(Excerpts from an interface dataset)
+++

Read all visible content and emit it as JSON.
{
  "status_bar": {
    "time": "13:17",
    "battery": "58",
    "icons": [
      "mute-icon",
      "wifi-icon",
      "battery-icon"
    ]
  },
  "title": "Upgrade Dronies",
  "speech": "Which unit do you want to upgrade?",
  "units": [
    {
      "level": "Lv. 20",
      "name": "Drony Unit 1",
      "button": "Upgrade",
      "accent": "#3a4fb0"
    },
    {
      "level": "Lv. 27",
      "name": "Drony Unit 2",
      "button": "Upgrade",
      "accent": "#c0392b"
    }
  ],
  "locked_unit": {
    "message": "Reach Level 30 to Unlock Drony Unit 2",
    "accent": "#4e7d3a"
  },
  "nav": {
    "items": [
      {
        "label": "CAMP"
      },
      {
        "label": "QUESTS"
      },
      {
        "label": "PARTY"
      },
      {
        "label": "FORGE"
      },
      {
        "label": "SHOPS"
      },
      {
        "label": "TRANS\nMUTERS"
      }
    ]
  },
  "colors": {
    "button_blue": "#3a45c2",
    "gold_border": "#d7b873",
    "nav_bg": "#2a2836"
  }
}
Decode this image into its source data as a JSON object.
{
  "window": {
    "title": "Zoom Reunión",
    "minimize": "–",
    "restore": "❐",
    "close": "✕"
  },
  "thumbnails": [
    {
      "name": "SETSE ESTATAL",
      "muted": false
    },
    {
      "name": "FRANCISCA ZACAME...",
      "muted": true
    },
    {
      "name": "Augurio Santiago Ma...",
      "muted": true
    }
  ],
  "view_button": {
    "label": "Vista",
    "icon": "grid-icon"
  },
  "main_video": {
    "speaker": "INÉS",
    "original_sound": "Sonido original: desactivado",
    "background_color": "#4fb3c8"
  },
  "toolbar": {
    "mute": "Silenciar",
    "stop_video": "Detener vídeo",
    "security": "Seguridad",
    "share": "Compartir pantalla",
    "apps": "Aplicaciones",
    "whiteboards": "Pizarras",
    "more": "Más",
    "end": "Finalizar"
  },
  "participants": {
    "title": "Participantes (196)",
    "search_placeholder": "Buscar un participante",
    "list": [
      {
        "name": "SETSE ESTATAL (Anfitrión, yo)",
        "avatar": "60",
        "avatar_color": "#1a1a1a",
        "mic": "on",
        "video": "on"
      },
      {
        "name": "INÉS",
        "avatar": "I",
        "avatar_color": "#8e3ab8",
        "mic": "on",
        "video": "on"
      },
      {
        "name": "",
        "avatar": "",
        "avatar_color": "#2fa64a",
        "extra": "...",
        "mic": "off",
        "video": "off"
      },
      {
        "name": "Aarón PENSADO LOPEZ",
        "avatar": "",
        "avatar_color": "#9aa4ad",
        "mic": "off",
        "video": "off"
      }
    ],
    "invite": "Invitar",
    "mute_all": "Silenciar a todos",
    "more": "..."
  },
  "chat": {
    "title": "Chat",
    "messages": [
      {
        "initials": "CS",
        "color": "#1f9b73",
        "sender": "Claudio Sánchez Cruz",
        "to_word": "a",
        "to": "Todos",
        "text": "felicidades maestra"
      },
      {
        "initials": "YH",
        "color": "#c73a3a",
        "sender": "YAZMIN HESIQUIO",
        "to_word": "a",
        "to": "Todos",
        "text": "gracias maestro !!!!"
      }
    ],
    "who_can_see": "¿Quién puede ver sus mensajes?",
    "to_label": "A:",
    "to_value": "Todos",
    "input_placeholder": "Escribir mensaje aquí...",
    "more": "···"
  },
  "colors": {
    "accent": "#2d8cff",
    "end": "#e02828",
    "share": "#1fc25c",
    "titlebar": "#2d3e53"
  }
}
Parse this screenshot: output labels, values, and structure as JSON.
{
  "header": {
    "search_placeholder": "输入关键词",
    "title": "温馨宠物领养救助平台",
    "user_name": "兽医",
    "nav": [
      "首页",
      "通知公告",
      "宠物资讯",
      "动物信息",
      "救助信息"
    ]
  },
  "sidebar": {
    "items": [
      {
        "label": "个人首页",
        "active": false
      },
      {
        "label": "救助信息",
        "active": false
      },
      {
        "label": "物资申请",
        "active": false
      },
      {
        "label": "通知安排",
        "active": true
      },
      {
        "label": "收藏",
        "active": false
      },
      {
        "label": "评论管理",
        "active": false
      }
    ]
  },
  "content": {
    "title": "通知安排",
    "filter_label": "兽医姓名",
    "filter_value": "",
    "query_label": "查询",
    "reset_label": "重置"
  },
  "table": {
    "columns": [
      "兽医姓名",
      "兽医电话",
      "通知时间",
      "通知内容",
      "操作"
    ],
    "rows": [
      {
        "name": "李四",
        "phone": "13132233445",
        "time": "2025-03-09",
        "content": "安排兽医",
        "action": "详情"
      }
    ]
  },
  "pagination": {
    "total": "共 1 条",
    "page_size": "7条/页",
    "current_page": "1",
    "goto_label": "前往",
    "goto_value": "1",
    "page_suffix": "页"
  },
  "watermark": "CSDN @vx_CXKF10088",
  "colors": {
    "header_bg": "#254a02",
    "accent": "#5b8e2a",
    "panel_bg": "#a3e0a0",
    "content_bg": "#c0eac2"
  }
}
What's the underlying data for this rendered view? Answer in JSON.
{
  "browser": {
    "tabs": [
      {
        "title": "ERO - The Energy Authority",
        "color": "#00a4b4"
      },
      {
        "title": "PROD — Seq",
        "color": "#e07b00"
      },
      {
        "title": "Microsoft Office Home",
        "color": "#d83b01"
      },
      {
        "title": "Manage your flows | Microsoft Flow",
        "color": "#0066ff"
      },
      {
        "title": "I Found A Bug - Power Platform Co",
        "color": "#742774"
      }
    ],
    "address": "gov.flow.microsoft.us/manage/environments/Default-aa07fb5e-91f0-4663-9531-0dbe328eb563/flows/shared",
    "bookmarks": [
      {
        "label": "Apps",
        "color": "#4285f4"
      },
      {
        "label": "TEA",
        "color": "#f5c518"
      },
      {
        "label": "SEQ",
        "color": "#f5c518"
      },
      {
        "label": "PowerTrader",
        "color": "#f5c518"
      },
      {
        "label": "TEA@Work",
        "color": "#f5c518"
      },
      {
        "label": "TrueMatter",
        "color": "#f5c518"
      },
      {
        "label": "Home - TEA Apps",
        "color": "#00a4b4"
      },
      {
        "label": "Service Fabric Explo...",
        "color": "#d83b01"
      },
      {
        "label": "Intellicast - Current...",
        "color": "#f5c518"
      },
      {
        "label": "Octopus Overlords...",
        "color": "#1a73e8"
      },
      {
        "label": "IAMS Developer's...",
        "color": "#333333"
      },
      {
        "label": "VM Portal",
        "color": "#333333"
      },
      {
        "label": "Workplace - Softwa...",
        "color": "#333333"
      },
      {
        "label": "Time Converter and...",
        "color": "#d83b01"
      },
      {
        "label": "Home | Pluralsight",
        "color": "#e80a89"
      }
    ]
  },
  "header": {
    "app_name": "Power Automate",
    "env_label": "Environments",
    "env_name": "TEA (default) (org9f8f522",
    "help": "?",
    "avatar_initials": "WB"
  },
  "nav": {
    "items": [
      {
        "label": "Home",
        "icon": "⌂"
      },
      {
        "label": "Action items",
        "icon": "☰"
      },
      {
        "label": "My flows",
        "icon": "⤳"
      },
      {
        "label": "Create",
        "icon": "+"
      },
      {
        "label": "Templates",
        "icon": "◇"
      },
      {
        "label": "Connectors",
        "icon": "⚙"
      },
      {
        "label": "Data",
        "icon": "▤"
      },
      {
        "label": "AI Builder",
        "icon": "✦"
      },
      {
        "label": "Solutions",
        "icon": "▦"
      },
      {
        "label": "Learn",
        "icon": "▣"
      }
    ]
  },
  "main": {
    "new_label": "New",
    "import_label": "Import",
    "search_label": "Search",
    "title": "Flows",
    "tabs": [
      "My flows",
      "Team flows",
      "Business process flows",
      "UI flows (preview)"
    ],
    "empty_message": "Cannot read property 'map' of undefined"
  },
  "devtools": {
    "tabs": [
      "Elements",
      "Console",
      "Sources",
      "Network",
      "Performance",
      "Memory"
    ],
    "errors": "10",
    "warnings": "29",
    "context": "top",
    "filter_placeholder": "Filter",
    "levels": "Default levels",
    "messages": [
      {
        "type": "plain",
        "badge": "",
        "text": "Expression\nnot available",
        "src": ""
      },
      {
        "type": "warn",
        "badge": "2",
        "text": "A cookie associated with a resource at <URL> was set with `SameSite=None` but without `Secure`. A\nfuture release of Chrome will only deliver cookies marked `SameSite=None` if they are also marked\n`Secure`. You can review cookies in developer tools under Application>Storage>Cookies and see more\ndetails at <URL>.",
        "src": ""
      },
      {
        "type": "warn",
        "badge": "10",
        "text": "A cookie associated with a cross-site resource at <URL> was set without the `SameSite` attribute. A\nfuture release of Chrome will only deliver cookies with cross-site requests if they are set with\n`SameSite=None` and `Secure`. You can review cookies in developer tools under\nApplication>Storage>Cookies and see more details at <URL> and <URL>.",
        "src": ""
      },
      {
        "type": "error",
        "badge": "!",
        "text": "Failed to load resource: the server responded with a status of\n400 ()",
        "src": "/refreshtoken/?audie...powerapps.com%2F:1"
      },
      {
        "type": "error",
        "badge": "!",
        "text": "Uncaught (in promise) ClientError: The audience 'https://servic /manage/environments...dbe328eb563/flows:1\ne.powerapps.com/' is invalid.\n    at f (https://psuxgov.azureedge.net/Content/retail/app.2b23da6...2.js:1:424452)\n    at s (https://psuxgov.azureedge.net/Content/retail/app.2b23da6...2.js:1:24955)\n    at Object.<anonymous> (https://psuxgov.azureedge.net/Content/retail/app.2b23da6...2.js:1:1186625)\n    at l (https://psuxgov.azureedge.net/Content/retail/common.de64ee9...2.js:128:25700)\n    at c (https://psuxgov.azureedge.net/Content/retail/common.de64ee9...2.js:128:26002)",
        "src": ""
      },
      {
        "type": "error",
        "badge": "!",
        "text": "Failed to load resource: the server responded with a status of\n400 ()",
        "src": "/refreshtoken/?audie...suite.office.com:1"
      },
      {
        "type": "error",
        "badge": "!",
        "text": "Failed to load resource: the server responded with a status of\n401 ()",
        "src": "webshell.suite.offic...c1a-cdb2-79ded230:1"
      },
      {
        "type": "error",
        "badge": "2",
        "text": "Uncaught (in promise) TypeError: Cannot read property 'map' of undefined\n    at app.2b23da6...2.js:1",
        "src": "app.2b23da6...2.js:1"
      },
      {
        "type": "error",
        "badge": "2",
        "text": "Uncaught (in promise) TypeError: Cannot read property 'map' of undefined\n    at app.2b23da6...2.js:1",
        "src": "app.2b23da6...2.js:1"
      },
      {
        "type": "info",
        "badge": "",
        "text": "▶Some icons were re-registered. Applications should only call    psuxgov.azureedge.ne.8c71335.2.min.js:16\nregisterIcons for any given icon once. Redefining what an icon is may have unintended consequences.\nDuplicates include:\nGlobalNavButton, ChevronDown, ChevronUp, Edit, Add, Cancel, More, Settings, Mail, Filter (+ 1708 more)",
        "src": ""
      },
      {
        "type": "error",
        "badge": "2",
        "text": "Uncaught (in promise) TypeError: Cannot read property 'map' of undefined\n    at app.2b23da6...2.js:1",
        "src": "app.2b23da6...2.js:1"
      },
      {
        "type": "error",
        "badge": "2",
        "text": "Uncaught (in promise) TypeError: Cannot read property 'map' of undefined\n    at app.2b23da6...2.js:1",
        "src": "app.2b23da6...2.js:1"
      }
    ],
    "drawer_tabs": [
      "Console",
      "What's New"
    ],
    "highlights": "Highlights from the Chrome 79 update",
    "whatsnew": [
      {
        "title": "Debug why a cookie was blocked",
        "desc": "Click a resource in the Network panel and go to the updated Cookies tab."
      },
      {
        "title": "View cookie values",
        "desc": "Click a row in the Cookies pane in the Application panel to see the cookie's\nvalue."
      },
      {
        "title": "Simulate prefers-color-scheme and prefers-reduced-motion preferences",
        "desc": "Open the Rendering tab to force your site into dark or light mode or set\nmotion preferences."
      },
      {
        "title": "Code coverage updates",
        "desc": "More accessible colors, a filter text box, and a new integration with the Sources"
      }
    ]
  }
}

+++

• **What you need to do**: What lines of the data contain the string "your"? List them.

• **Solved exercise**:
        "title": "Manage your flows | Microsoft Flow",
        "desc": "Open the Rendering tab to force your site into dark or light mode or set\nmotion preferences."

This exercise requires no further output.